This was total fantasy. No such frenzied boom took place.

In the second diagram, two years later, the OBR is forced to acknowledge this. Corporations are just raking in the profits and sitting on them. The household sector, on the other hand, is a rolling catastrophe. Austerity has meant falling wages, less government spending on social services (or anything else), and higher de facto taxes. This puts the squeeze on household budgets and people are forced to borrow. As a result, not only are households in overall deficit for the second time in British history, the situation is actually worse than it was in the years leading up to 2008.

And remember: it was a mortgage crisis that set off the 2008 crash, which almost destroyed the world economy and plunged millions into penury. Not a crisis in public debt. A crisis in private debt.

An inquiry

In 2015, around the time the original OBR predictions came out, I wrote an essay in the Guardian predicting that austerity and budget-balancing would create a disastrous crisis in private debt. Now it's so clearly, unmistakably, happening that even the OBR cannot deny it.
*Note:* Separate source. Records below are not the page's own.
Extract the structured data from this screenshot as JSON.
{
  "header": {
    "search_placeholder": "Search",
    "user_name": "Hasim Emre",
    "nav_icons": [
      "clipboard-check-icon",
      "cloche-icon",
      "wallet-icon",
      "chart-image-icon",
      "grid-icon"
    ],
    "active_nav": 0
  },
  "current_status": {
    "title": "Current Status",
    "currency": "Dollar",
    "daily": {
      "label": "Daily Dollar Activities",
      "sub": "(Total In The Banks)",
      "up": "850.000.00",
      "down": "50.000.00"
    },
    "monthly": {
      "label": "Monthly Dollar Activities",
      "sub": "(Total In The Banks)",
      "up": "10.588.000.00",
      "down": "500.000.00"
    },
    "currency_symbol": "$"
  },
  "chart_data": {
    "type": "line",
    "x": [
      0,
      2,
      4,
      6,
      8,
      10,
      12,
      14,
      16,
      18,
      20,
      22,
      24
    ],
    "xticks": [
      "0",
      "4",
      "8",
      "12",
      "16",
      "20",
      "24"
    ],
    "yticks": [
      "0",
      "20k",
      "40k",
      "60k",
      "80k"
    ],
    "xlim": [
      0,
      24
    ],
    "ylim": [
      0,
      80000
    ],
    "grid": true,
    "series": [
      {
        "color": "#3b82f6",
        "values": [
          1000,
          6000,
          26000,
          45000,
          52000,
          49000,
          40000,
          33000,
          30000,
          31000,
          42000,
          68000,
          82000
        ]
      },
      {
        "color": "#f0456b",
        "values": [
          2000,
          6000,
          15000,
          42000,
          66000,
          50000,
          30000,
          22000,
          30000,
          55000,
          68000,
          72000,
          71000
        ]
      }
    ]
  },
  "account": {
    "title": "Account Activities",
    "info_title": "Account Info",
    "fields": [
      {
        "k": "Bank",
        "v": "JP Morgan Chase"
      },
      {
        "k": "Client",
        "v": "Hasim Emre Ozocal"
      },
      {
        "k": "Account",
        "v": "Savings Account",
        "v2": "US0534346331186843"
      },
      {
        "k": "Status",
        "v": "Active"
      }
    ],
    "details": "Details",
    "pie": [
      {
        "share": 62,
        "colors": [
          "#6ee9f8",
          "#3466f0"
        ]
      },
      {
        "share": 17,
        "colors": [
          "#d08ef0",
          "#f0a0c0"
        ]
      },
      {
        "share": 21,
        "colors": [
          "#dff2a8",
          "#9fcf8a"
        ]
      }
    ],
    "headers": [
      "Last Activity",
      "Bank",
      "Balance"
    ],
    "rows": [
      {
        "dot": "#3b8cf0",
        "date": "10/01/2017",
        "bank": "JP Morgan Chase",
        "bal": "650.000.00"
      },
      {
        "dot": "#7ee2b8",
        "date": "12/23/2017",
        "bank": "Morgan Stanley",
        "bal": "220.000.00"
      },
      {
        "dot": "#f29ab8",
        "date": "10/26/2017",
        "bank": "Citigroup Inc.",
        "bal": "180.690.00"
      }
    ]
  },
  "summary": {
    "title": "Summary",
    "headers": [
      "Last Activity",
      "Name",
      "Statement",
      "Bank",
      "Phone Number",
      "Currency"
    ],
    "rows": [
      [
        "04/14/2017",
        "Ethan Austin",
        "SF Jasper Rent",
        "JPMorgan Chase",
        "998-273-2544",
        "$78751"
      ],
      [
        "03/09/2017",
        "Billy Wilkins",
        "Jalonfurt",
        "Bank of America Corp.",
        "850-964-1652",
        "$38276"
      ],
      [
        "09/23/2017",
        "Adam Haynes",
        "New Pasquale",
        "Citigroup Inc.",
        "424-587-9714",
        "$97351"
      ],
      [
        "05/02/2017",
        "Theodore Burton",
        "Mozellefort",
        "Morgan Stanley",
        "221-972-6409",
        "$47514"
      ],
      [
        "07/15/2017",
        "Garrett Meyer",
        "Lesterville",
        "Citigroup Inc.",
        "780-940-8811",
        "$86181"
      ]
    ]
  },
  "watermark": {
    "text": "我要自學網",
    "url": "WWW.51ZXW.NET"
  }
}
I believe the time has come for there be a public investigation - a formal public inquiry, in fact - into how this could be allowed to happen. After the 2008 crash, at least the economists in Treasury and the Bank of England could plausibly claim they hadn't completely understood the relation between private debt and financial instability. Now they simply have no excuse.

What on earth is an institution called the “Office for Budget Responsibility” credulously imagining corporate borrowing binges in order to suggest the government will balance the budget to no ill effects? How responsible is that? Even the second chart is extremely odd. Up to 2017, the top and bottom of the diagram are exact mirrors of one another, as they ought to be. However, in the projected future after 2017, the section below the line is much smaller than the section above, apparently seriously understating the amount both of future government, and future private, debt. In other words, the numbers don't add up.

The OBR told the New Statesman ​that it was not aware of any errors in its 2015 forecast for corporate sector net lending, and that the forecast was based on the available data. It said the forecast for business investment has been revised down because of the uncertainty created by Brexit. 

Still, if the “Office of Budget Responsibility” was true to its name, it should be sounding off the alarm bells right about now. So far all we've got is one mention of private debt and a mild warning about the rise of personal debt from the Bank of England, which did not however connect the problem to austerity, and one fairly strong statement from a maverick columnist in the Daily Mail. Otherwise, silence. 

The only plausible explanation is that institutions like the Treasury, OBR, and to a degree as well the Bank of England can't, by definition, warn against the dangers of austerity, however alarming the situation, because they have been set up the way they have in order to justify austerity. It's important to emphasise that most professional economists have never supported Conservative policies in this regard. The policy was adopted because it was convenient to politicians; institutions were set up in order to support it; economists were hired in order to come up with arguments for austerity, rather than to judge whether it would be a good idea. At present, this situation has led us to the brink of disaster.

The last time there was a financial crash, the Queen famously asked: why was no one able to foresee this? We now have the tools. Perhaps the most important task for a public inquiry will be to finally ask: what is the real purpose of the institutions that are supposed to foresee such matters, to what degree have they been politicised, and what would it take to turn them back into institutions that can at least inform us if we're staring into the lights of an oncoming train?